* Interface dataset entries
+---+

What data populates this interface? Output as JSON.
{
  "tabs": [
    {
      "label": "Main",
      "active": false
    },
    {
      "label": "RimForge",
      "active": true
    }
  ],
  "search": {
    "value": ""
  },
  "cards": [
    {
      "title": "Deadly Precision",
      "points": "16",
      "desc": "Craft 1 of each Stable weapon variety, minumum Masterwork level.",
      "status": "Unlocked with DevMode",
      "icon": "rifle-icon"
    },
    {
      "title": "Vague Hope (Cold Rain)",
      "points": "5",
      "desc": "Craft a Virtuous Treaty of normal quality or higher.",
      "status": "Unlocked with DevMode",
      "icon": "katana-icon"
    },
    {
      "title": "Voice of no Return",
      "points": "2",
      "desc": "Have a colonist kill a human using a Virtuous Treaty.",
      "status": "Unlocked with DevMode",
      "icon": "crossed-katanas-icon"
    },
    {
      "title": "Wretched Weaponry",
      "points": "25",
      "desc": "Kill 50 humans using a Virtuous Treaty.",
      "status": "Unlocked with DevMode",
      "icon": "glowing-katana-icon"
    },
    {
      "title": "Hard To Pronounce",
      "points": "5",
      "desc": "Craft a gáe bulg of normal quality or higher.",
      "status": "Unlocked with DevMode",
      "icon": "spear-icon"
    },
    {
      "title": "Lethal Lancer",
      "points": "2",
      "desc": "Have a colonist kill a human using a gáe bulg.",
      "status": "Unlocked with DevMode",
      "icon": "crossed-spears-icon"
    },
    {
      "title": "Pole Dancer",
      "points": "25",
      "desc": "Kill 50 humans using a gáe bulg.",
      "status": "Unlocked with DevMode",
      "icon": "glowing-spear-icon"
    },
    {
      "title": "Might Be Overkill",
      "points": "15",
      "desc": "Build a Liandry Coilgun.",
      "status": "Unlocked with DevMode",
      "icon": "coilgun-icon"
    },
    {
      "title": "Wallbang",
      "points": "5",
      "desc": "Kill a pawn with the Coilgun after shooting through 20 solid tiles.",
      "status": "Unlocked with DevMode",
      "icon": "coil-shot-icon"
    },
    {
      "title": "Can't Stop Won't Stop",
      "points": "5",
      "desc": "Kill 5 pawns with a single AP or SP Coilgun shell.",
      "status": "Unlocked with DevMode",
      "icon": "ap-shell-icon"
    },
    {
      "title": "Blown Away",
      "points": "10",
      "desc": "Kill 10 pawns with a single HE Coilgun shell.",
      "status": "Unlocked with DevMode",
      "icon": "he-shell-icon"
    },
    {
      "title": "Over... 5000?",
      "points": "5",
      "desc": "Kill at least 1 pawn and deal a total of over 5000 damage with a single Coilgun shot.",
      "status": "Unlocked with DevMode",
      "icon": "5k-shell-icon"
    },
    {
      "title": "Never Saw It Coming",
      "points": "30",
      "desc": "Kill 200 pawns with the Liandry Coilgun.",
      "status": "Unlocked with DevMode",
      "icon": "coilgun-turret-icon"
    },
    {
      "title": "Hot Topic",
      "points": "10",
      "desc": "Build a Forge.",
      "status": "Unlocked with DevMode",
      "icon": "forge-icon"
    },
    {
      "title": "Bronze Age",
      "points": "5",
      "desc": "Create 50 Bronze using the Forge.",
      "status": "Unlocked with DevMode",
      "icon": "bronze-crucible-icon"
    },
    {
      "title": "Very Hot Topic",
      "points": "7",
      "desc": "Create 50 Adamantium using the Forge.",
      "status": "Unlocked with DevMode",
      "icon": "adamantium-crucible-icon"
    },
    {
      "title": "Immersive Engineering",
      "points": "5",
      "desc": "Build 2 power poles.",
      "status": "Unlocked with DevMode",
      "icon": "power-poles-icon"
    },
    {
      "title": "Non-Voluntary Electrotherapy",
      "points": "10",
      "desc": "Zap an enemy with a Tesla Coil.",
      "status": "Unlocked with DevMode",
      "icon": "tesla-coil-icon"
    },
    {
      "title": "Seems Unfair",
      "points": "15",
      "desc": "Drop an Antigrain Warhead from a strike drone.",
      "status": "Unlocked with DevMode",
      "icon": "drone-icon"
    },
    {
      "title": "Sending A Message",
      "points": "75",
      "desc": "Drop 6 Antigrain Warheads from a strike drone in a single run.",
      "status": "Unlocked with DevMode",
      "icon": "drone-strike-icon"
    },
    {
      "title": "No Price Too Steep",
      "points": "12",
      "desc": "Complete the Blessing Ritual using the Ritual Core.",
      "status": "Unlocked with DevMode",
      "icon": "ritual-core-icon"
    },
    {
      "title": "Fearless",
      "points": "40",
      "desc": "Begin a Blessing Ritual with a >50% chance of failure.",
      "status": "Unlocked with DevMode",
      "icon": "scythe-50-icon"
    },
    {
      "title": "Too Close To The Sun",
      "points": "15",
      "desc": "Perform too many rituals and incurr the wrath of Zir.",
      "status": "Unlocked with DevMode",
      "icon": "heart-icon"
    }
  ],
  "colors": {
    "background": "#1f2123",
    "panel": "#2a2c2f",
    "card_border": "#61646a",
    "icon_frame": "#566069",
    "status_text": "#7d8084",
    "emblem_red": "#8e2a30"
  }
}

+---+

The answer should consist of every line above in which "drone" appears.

* ANSWER SECTION
      "desc": "Drop an Antigrain Warhead from a strike drone.",
      "icon": "drone-icon"
      "desc": "Drop 6 Antigrain Warheads from a strike drone in a single run.",
      "icon": "drone-strike-icon"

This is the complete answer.